She was inspired to take her family’s past and turn it into a young adult novel to share her roots.
“I started [researching] by talking to my parents. Both grew up on North Carolina farms and have great memories,” Hitchcock said. “I also read novels set in the 1920s, North Carolina history books, memoirs written from sanatoriums, and doctors’ accounts of tuberculosis.
“A particularly fascinating memoir is called ‘Neighbors and Us’ by Yadkin County’s own Irma Matthews Robertson,” Hitchcock continued. “From Miss Irma’s book, I discovered what it was like to attend a Christmas service lit by oil lamps, folk remedies, and old time wheat threshing.”
The result of her research is “The Ballad of Jessie Pearl.” The novel is set in East Bend in 1922 and focuses on Jessie, a young girl who has to put her life plans on hold to help her family maintain their home and farm during a tuberculosis epidemic. All the while she finds love and reevaluates what she was so sure she wanted before.
Hitchcock said that she knew she wanted to write her novel in the young adult genre.
“When I became a mother, I rediscovered children’s literature,” Hitchcock said. “I read a library full of books to my son and dreamed of writing my own stories. I’m hard at work on another novel, but would like to try my hand at picture books.”
Hitchcock said that she has had stories featured in Highlights for Children, Cricket, Ask, Pockets Children’s Writer and other magazines.
She says that she has several books that she’s already written that are also set in Yadkin County but she is unsure which one will be released next.
“It just depends what gets picked up by publishers,” Hitchcock said.
Hitchcock said that “The Ballad of Jessie Pearl” can be purchased by going online at Amazon.com or Barnesandnoble.com. Yadkin residents can also contact Hitchcock’s mother, Carolyn Williams, at 336-961-3786 to purchase the book directly.
“Schools and libraries can order my book through Ingram’s catalogue and my website has a free curriculum guide for teachers that adheres to the new common core and essential standards,” Hitchcock said.
Hitchcock says that she does not currently have plans to return to Yadkin County to promote her book but she does have a place to contact her on her website for a free 20 minute Skype visit and Q&A session for classrooms and book clubs.

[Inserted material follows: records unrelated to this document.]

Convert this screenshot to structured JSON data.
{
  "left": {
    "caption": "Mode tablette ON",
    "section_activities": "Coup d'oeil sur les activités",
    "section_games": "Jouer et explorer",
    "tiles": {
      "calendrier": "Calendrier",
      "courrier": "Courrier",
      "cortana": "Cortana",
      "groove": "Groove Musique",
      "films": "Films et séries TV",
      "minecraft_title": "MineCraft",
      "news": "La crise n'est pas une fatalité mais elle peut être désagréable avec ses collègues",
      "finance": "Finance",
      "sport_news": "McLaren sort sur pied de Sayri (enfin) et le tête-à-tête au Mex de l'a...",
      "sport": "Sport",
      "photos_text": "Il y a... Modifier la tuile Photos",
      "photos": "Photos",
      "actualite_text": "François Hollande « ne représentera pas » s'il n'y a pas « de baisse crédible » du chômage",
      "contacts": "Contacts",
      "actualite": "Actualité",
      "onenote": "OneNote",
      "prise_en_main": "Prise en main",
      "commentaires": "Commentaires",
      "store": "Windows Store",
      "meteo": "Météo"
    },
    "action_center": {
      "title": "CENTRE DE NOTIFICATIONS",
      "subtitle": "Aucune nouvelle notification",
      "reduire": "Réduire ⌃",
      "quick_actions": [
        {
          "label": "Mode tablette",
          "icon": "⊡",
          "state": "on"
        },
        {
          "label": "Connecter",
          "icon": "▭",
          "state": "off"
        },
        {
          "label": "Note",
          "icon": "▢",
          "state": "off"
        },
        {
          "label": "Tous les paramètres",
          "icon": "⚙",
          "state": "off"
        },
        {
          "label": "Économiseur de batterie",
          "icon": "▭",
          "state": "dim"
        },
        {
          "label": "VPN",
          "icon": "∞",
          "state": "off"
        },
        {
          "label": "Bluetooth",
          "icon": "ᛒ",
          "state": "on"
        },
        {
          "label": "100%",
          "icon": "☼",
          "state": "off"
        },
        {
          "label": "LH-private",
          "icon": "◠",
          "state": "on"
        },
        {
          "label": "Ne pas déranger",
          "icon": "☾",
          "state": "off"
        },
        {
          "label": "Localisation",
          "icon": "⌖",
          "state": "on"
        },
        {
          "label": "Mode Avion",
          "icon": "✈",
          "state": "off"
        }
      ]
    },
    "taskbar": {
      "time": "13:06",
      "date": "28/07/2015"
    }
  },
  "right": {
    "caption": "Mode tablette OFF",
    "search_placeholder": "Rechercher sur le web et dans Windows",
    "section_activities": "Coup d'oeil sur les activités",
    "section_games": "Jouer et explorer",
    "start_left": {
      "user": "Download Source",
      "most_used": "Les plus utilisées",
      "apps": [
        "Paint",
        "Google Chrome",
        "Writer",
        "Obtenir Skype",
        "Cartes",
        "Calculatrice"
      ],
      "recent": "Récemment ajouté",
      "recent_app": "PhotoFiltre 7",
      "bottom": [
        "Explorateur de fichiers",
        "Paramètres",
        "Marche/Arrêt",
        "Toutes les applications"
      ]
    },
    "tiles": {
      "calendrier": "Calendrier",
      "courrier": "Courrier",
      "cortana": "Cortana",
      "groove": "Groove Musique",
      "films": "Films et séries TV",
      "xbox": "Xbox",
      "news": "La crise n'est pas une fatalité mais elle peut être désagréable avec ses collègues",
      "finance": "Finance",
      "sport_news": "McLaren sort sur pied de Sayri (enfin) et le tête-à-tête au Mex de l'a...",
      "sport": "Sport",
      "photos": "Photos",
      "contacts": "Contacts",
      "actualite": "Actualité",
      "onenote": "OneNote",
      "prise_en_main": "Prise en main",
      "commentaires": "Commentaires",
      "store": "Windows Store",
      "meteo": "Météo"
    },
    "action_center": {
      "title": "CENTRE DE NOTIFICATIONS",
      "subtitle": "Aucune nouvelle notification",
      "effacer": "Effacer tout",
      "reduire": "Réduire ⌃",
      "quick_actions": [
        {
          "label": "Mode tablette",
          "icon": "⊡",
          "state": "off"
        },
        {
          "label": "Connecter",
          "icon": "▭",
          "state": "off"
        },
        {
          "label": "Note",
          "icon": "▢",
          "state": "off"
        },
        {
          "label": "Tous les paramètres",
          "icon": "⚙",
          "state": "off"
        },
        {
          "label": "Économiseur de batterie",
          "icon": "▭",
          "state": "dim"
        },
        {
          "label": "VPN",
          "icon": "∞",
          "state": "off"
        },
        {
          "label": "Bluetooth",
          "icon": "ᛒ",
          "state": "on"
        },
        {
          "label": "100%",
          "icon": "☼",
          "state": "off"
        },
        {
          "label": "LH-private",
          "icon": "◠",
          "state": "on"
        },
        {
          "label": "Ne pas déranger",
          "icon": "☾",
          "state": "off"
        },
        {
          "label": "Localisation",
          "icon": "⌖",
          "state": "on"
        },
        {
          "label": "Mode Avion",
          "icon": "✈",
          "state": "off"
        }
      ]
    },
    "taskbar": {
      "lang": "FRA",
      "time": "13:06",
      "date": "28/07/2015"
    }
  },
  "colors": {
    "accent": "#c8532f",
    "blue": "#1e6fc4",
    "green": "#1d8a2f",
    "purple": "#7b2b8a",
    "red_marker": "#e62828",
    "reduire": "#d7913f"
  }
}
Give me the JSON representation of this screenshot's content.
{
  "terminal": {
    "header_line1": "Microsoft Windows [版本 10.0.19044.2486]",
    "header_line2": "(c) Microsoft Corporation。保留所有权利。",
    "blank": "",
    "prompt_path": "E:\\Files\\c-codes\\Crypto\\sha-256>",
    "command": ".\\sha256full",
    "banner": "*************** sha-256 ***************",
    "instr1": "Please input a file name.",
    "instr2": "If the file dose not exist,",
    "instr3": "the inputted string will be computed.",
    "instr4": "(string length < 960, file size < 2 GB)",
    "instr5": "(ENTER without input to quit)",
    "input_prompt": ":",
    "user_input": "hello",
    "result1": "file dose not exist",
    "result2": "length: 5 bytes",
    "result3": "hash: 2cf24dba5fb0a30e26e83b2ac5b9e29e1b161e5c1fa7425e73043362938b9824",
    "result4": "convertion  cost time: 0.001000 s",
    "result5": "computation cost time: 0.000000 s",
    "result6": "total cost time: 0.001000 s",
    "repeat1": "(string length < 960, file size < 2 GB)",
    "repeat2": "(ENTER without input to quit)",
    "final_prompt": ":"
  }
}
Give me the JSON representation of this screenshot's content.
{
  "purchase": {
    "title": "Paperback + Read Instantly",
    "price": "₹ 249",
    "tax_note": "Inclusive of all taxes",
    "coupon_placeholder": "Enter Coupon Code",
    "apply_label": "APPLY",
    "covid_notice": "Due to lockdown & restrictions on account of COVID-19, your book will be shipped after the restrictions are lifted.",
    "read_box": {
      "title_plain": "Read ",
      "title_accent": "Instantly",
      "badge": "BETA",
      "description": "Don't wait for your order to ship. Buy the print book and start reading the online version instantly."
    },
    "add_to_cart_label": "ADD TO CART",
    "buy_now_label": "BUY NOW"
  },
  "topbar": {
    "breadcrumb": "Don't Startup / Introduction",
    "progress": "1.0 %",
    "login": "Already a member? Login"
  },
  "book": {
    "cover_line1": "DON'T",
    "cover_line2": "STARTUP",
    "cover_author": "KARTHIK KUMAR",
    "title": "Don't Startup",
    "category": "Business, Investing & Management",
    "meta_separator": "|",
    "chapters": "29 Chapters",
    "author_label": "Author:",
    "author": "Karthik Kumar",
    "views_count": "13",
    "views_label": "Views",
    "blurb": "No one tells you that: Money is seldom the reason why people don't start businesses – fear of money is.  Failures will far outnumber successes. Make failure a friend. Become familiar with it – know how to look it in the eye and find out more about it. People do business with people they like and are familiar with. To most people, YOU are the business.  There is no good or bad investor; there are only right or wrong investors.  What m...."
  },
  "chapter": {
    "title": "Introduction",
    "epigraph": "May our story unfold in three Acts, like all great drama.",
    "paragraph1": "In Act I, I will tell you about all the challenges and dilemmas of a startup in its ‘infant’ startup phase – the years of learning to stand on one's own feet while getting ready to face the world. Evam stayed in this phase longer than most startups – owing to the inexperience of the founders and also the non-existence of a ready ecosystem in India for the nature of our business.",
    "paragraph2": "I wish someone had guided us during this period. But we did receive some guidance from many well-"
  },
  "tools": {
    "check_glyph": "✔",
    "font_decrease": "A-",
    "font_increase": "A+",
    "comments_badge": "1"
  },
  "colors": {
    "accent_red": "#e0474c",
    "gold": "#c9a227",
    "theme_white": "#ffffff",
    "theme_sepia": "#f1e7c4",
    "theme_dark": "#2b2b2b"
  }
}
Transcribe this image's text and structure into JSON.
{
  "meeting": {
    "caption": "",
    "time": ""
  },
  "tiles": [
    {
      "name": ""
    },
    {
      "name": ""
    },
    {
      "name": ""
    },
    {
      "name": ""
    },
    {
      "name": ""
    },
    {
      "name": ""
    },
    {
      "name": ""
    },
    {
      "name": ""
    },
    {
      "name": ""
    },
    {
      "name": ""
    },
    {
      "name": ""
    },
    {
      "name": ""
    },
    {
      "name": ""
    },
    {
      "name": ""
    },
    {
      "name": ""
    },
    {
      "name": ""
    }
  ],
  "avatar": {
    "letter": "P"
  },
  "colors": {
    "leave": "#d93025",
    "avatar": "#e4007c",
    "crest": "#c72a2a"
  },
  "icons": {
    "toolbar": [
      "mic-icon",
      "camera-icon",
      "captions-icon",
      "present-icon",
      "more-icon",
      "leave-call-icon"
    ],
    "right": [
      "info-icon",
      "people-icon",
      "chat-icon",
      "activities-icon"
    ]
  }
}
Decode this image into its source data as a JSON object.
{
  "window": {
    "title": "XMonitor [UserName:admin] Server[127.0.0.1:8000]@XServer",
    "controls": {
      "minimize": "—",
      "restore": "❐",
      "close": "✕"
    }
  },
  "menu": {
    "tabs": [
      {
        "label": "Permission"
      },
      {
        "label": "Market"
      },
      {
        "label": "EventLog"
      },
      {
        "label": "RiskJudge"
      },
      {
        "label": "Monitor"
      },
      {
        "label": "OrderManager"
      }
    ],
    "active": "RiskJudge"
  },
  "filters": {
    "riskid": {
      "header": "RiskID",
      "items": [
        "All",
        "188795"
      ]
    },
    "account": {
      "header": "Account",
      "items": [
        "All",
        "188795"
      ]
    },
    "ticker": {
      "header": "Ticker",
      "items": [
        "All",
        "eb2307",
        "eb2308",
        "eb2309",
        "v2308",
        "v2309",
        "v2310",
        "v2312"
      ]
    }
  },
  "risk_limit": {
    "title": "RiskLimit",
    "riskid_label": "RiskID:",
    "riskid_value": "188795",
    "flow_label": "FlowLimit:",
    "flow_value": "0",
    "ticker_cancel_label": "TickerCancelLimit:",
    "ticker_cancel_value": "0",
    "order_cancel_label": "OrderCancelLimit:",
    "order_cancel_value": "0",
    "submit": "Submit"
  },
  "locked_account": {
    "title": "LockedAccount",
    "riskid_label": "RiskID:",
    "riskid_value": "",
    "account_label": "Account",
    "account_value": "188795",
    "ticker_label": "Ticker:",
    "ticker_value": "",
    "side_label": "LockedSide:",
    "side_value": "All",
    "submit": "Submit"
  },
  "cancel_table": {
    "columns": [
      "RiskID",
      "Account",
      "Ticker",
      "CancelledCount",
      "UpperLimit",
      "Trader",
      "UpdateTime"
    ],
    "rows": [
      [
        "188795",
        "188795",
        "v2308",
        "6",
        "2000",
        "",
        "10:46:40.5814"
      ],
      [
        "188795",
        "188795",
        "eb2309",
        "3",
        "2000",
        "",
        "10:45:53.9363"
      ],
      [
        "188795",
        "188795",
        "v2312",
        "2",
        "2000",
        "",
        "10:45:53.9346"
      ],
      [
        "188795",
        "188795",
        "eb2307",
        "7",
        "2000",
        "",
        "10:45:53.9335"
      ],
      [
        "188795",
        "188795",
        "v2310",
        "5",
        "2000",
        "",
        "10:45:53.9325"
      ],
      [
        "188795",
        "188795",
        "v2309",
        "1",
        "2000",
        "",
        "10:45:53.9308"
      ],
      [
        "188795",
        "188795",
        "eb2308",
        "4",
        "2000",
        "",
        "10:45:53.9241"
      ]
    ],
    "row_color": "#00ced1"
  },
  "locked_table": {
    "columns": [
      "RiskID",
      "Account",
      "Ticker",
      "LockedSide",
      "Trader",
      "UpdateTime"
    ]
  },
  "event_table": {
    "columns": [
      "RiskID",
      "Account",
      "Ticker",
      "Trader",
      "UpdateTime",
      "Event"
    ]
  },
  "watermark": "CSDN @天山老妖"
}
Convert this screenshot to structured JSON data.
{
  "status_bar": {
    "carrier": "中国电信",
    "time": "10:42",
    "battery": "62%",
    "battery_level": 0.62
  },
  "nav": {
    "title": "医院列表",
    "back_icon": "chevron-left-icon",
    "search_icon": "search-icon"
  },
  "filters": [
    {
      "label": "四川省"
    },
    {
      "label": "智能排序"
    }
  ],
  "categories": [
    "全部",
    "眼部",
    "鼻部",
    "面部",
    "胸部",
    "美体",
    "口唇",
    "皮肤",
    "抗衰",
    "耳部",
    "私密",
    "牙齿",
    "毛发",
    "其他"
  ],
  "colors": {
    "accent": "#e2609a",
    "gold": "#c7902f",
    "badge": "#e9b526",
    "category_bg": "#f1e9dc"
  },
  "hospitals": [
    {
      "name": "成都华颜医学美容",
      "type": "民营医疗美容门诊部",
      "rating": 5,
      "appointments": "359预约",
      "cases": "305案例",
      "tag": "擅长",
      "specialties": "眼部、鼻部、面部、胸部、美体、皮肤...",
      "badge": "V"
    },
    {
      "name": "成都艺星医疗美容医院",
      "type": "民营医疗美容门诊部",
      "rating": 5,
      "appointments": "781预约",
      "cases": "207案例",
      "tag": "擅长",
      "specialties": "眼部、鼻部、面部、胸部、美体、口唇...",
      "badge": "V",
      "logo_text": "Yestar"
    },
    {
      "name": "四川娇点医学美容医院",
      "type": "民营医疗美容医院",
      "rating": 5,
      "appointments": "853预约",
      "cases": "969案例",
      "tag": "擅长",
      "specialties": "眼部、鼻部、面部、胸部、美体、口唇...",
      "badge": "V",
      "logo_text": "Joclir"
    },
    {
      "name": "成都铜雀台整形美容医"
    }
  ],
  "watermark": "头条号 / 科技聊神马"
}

“I don’t have any plans to return to Yadkin to promote the book at this time but I’d love to be invited,” Hitchcock said.
Reach Lindsay Craven at 679-2341 or at firstname.lastname@example.org.